Times have changed a lot since the outbreak of COVID-19 in the United States, and the courts ability to administer justice has been hindered by the pandemic. To alleviate the hardships that COVID has imposed upon both the people and the court, Chief Justice Beasley of the North Carolina Supreme Court issued an order specifying special emergency directives geared towards limiting contact between attorneys and their clients to ensure safety. Emergency Directive 5 states:
- When it is required that any pleading, motion, petition, supporting affidavit, or other document of any kind to be filed in the General Court of Justice be verified, or that an oath be taken, it shall be sufficient if the subscriber affirms the truth of the matter to be verified by an affirmation or representation in substantially the following language: “I (we) affirm, under the penalties for perjury, that the foregoing representation(s) is (are) true. (Signed) _______” This emergency directive does not apply to wills to be probated, conveyances of real estate, or any document that is not to be filed in the General Court of Justice.
Because of COVID, Chief Justice Beasley recognized the difficulties some might face in getting document notarized during these times. Prior to this directive, documents that were filed with the court needed to be notarized to ensure authenticity and protect against fraud. Of significant importance to this blog post is the last sentence of that directive. As it states, wills to be probated, conveyances in real estate, or any other document that is filed with the Court do not get to enjoy the benefit and extra safety of skipping the notary.
It can be surprising that in a time of telehealth, Zoom schooling, and social distancing that our system of notarizing documents still requires people to come together to verify identity and physically sign documents in the presence of a notary.
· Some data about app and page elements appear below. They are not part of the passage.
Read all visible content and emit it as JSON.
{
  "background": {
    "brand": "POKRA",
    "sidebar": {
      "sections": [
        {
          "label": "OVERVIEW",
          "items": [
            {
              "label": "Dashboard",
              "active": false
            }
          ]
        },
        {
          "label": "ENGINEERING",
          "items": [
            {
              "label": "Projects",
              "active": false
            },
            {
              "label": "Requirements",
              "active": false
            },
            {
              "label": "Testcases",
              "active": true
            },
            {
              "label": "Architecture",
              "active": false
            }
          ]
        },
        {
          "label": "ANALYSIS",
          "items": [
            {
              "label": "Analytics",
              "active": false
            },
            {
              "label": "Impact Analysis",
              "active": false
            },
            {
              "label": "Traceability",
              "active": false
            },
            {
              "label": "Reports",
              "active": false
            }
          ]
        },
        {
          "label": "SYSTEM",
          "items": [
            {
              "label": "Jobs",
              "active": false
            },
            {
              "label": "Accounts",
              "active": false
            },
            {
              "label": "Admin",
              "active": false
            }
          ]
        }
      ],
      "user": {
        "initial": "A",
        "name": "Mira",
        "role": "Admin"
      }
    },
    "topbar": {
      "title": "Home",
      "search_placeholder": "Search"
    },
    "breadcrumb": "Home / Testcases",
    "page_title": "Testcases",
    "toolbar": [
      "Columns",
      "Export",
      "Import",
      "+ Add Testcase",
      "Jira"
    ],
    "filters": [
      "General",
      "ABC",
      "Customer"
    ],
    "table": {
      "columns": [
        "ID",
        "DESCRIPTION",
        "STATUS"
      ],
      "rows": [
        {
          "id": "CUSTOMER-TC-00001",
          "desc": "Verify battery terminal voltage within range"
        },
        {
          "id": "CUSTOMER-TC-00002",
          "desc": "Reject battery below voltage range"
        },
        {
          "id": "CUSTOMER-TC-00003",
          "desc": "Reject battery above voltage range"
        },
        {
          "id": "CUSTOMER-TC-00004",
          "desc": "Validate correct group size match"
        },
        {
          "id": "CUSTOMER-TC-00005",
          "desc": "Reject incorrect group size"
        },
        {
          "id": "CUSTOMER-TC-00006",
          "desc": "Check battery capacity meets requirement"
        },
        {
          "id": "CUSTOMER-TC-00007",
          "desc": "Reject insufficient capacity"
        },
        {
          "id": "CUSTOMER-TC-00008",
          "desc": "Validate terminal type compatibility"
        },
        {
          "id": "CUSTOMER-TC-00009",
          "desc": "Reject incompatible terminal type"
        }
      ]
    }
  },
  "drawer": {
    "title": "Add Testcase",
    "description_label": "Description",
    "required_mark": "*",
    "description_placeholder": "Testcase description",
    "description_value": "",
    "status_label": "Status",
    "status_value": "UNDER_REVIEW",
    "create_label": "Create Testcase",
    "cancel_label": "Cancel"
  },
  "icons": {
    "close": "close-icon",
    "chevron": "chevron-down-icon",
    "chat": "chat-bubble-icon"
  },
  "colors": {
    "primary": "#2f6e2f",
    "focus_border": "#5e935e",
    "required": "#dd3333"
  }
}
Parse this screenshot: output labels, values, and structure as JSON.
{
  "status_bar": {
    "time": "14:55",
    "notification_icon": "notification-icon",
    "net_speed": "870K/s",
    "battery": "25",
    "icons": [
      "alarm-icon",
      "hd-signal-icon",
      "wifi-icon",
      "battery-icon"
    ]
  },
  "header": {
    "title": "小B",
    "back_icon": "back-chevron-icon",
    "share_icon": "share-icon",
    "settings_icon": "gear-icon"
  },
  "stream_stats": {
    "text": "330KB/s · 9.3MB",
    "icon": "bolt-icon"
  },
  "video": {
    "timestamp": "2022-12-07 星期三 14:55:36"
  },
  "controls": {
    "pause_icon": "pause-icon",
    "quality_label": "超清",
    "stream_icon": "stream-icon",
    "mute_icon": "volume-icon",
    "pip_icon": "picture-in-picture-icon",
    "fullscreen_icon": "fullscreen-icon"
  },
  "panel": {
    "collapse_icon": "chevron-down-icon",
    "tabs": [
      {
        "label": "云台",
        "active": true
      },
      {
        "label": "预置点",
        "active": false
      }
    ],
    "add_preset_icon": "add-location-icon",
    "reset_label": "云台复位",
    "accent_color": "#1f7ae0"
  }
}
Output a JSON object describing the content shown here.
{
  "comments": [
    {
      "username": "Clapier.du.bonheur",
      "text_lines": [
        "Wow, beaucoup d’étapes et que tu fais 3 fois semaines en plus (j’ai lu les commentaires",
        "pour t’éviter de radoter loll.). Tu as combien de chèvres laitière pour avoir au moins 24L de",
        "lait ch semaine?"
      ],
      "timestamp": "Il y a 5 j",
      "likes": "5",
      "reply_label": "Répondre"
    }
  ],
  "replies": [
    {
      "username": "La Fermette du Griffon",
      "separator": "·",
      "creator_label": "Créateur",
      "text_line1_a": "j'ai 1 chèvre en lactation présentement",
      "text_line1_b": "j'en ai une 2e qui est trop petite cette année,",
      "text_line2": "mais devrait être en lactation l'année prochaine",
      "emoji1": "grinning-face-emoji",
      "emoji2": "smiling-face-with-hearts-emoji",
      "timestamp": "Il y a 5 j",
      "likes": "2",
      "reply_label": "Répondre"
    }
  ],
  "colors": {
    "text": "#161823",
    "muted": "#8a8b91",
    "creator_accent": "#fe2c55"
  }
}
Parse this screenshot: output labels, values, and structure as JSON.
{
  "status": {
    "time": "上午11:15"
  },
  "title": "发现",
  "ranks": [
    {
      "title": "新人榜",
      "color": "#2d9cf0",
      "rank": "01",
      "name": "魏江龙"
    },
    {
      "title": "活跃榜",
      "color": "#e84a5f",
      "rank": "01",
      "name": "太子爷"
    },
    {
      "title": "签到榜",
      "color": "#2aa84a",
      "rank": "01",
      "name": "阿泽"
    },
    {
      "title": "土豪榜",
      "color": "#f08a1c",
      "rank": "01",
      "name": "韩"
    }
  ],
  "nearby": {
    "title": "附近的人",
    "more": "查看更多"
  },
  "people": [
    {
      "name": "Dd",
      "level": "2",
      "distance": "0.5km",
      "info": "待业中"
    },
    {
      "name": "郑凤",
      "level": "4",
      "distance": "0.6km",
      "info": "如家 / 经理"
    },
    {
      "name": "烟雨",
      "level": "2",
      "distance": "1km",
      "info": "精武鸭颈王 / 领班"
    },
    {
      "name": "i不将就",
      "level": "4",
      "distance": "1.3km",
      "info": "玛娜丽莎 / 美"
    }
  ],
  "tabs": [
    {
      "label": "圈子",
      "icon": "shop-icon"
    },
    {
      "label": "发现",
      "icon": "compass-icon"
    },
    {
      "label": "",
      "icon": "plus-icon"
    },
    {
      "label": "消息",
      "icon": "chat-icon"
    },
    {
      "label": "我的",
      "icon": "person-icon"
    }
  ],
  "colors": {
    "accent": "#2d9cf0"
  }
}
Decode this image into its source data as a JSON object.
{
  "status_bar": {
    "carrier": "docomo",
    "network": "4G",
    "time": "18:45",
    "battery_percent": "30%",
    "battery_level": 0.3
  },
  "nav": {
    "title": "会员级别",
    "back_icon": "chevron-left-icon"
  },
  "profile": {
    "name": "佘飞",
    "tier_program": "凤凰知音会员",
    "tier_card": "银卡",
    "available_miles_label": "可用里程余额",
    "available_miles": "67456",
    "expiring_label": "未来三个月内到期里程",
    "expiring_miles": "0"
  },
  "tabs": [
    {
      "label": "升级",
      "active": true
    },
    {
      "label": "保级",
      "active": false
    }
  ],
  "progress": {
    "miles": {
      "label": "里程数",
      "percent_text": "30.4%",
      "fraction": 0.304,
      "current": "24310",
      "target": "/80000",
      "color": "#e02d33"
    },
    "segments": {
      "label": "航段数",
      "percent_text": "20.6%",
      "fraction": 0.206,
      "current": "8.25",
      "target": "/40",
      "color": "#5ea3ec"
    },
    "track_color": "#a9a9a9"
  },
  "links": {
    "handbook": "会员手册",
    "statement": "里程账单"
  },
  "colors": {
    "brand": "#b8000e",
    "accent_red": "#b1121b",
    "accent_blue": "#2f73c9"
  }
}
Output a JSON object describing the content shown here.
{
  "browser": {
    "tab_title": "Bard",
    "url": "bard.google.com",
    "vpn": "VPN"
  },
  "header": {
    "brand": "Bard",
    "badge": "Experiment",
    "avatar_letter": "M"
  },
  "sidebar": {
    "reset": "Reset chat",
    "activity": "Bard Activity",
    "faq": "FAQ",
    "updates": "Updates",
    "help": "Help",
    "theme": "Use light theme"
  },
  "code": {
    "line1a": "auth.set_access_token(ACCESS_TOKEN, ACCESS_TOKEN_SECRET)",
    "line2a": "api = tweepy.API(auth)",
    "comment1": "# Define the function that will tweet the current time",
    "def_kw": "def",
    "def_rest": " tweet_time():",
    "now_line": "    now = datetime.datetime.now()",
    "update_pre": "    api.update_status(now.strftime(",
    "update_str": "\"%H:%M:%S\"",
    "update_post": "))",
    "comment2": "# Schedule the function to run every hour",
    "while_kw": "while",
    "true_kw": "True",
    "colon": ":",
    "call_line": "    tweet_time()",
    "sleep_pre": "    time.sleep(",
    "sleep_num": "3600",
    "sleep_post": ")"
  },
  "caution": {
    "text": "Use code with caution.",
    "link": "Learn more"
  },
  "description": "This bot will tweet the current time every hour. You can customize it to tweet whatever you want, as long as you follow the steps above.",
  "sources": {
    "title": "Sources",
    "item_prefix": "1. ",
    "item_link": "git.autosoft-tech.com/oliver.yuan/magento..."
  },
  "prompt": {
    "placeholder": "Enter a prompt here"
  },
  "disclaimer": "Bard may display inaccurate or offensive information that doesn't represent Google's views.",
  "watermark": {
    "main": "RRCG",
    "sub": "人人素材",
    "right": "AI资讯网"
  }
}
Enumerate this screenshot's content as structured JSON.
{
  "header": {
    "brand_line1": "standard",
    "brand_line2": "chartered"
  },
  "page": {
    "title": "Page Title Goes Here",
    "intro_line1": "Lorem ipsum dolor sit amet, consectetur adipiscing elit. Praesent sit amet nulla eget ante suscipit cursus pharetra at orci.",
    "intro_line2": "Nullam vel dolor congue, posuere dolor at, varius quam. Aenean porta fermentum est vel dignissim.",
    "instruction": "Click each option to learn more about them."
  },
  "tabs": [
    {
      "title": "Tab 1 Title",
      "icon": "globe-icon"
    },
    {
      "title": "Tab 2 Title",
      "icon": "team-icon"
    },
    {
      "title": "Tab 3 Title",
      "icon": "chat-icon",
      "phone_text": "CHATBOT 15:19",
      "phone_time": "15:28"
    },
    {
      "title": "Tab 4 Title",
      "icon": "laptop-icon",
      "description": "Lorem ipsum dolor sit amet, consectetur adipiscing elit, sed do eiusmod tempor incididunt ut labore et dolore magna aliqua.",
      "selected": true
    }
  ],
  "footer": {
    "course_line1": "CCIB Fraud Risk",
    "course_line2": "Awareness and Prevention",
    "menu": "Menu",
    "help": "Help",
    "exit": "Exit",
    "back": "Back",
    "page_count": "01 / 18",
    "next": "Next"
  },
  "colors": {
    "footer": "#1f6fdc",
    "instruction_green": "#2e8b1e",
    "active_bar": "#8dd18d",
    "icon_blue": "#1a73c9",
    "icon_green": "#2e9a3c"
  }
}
Getting a document notarized can elicit both a feeling of accomplishment, by completing the final step of a necessary process, and an anachronistic one: the process is surprisingly similar to that employed by the Romans. It can be surprising that in a time of telehealth, Zoom schooling, and social distancing that our system of notarizing documents still requires people to come together to verify identity and physically sign documents in the presence of a notary. Some places, such as North Carolina, have responded to the Coronavirus pandemic by instituting suggested safeguards to the traditional way documents are notarized, by not sharing pens during the process of notarizing a document for example.
I (Alex Rutgers), as an attorney with Legal Aid of North Carolina, recently traveled two hours to see a client and her family to get a document notarized, along with a paralegal from our office. We all met in the client’s yard, stayed socially distanced, wore masks, didn’t share pens, etc., the whole gambit. As far as I know, no one was sick before or after the signing- but it got me wondering whether there might be a better way, while still authenticating documents properly.
It turns out that North Carolina has started to move in this direction, instituting eNotary services, and the time could not be better to encourage more people to take advantage of these technological developments to the traditional notary system. The eNotary system offers more safety than the traditional process. In addition to limiting physical contact, eNotary still has the authenticity of the traditional approach because the process still requires the signer and the notary to be in the same location. In trying times like these, the willingness and ability for the court to respond to the unanticipated need for safety has been great. The use of eNotary processes – which will limit contact between individuals – should allow the courts to continue to authorize documents through the notary process.
Alex Rutgers, Staff Attorney of Legal Aid of NC
Tage Rustgi, JD Candidate, 2022, UNC School of Law